> **Data records for software interfaces**
Content starts

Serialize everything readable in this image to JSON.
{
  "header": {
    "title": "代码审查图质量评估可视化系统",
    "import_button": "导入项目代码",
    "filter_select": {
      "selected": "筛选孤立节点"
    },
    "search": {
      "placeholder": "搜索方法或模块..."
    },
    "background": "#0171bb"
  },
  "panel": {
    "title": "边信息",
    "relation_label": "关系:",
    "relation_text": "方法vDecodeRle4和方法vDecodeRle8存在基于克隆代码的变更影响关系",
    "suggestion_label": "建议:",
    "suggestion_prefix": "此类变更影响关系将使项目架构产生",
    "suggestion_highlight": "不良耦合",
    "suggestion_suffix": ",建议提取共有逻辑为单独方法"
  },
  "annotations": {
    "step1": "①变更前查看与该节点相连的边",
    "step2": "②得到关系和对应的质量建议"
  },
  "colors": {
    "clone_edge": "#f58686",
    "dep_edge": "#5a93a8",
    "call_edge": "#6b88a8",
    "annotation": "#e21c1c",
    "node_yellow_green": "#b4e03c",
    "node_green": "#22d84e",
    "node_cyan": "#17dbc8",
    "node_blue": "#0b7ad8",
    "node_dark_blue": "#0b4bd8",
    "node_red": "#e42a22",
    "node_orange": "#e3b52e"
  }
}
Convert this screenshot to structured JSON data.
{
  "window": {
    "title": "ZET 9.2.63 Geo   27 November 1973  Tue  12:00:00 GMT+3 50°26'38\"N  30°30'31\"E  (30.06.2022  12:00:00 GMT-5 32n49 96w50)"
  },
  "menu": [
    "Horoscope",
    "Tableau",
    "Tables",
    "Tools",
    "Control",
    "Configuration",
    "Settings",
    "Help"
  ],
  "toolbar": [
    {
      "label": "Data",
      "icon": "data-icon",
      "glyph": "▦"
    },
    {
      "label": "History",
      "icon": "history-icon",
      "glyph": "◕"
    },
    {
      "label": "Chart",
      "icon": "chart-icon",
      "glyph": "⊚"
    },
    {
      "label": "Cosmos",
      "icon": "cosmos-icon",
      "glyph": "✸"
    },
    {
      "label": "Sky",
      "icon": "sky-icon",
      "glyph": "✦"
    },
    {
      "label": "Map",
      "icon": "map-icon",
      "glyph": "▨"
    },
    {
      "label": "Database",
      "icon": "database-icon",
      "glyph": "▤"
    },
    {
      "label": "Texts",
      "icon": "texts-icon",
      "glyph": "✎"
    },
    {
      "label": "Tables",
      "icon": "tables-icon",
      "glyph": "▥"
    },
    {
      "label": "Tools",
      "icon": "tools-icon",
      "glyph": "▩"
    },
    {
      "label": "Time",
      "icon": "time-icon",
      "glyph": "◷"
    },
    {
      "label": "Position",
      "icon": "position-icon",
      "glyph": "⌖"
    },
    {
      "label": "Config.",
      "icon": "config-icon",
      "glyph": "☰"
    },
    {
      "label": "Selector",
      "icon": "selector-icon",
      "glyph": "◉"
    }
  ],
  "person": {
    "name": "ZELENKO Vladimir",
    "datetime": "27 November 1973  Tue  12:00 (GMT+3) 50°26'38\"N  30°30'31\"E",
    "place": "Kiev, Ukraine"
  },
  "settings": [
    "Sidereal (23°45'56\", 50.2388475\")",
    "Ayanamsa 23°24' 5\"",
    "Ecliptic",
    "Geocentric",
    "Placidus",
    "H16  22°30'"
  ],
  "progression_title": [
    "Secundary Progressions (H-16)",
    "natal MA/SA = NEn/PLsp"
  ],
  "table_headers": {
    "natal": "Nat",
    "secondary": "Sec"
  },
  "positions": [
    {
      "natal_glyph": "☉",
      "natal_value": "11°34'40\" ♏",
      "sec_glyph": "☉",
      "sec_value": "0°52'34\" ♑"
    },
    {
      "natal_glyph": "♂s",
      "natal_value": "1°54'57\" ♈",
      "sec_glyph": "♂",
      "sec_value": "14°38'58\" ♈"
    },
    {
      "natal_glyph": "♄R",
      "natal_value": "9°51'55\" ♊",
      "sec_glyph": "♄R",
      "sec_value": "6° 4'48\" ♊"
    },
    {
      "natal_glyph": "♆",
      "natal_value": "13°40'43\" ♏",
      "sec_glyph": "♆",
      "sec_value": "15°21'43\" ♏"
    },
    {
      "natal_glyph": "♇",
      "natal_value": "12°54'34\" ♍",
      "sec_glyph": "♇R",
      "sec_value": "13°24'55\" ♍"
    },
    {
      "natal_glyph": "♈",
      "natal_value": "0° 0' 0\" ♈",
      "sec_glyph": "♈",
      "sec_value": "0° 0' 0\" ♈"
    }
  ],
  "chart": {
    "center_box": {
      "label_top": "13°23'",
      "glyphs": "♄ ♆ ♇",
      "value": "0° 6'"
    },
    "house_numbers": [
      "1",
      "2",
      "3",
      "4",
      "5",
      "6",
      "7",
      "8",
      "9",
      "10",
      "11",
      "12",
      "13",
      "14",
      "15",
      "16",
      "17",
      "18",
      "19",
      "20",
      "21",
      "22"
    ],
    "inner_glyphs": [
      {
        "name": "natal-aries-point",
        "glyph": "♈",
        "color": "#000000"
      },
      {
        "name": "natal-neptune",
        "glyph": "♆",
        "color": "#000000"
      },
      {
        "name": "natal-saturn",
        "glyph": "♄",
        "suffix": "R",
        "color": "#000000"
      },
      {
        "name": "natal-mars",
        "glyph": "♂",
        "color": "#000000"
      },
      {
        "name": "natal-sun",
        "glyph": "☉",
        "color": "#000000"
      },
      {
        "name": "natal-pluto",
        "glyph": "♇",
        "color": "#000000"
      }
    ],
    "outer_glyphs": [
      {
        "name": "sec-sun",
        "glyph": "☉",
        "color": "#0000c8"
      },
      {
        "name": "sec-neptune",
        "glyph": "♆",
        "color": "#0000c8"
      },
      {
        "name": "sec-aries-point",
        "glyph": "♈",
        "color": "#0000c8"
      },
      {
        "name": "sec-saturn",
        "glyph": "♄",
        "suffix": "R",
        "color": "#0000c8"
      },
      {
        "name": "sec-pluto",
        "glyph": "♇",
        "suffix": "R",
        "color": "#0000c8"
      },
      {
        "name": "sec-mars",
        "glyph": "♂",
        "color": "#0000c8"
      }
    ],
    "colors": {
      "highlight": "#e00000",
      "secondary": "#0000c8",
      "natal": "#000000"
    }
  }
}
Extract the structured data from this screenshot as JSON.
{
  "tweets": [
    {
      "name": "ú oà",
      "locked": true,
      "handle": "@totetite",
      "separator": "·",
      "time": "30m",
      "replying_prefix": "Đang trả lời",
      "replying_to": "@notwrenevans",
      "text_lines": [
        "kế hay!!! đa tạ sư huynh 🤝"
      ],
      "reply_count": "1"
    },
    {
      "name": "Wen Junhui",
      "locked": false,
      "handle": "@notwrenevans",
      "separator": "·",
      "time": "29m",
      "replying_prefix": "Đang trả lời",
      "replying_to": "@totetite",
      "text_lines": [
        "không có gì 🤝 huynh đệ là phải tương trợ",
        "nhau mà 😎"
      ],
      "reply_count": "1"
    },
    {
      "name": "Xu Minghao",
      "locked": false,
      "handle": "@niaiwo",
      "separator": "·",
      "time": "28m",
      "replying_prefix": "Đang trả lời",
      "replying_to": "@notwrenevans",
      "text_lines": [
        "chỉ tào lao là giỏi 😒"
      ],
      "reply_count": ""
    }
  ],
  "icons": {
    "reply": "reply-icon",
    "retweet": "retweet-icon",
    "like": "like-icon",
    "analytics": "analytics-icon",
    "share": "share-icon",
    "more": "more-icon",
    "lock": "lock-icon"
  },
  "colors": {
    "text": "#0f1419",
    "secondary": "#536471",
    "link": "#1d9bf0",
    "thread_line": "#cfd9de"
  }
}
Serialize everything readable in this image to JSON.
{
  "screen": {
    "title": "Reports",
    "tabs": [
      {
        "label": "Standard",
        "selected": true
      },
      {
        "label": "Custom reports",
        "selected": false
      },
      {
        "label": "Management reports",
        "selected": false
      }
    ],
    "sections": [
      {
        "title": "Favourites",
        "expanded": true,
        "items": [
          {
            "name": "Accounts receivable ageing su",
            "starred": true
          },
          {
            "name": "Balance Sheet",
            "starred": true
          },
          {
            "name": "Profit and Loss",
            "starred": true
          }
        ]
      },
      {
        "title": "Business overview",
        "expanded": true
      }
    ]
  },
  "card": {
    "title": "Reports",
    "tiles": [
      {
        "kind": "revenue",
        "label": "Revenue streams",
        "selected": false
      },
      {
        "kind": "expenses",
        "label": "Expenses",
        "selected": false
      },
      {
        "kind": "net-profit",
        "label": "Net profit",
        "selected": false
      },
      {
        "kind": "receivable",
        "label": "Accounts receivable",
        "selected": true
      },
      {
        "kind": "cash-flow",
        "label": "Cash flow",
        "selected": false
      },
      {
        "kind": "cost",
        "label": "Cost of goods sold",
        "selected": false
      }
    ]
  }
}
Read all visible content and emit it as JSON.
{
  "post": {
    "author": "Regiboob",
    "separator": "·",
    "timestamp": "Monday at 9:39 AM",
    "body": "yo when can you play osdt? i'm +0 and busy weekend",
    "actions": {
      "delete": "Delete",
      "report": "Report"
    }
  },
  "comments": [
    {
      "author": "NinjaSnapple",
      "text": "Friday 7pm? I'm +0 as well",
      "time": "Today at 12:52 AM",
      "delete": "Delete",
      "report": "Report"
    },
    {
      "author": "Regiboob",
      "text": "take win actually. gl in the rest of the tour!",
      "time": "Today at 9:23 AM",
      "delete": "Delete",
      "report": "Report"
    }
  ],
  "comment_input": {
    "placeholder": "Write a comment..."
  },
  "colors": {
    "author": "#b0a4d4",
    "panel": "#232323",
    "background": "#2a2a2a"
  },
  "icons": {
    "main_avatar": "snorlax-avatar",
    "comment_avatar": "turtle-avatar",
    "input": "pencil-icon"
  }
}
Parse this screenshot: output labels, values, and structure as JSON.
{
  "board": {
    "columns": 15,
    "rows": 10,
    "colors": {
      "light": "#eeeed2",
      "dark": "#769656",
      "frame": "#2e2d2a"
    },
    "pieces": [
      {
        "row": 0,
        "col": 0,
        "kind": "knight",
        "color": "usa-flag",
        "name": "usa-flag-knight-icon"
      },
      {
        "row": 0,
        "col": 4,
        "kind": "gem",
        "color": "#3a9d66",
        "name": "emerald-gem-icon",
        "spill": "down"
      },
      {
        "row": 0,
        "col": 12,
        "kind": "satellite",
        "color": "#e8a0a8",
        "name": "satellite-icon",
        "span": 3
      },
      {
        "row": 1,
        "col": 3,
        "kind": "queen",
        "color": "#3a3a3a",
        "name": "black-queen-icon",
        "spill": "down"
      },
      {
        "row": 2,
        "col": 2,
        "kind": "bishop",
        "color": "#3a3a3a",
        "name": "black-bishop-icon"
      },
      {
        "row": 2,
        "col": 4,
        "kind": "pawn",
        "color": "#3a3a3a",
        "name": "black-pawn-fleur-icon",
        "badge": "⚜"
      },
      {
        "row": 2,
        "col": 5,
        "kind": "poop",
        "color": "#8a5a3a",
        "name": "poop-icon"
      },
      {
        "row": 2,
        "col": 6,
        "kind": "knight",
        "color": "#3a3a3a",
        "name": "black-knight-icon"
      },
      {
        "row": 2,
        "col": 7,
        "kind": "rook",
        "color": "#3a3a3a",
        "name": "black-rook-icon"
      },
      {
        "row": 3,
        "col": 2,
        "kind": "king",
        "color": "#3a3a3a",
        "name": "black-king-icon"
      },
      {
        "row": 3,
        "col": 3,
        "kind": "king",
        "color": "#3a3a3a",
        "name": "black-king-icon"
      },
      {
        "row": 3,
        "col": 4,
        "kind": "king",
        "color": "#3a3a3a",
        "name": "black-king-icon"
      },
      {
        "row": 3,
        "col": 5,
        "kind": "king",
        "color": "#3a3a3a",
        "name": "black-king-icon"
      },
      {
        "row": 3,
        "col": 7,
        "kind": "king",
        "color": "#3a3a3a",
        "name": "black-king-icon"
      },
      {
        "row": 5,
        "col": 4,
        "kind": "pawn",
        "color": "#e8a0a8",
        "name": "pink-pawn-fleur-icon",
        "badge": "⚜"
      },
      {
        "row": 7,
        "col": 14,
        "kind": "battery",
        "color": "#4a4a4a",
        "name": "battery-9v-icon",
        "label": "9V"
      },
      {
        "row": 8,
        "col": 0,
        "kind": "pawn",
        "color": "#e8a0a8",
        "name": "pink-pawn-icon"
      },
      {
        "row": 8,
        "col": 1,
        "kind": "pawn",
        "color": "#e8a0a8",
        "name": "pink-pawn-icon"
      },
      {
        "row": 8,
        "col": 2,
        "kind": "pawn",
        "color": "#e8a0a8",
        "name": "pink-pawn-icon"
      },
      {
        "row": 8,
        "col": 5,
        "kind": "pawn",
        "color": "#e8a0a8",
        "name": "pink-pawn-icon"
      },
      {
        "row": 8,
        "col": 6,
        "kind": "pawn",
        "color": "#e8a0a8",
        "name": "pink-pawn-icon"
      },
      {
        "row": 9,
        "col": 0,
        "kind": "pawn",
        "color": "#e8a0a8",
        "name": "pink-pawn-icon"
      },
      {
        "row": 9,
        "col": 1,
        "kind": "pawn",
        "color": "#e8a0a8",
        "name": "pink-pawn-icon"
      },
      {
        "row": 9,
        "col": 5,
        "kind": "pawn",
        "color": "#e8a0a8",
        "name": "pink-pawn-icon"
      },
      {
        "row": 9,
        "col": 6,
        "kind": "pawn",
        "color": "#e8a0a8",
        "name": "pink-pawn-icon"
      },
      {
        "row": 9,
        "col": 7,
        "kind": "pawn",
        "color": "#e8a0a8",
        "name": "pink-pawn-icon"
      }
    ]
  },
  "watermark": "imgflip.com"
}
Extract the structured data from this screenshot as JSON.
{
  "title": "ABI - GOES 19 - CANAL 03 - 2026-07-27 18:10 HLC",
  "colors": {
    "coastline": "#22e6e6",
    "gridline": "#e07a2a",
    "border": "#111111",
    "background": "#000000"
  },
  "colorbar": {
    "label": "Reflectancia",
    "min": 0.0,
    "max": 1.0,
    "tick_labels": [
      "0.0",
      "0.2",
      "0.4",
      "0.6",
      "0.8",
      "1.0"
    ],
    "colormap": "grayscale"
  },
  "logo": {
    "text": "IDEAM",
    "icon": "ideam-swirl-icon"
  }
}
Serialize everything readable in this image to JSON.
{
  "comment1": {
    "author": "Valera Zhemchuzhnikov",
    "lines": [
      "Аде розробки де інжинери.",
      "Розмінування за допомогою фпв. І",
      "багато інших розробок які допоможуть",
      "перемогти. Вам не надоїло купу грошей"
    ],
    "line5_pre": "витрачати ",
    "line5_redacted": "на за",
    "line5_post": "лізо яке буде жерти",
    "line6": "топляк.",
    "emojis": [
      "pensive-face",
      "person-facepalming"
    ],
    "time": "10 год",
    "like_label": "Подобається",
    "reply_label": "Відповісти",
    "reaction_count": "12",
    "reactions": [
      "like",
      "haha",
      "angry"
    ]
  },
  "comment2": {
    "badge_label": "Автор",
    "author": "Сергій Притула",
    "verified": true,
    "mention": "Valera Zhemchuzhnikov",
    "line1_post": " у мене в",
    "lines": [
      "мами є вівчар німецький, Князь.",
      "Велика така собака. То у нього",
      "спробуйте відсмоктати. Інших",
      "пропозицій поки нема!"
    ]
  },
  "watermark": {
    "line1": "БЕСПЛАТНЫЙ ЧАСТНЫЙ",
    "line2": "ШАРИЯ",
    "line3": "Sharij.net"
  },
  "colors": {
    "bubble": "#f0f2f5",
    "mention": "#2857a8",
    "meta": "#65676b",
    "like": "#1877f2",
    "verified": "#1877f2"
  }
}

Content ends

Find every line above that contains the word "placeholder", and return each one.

      "placeholder": "搜索方法或模块..."
    "placeholder": "Write a comment..."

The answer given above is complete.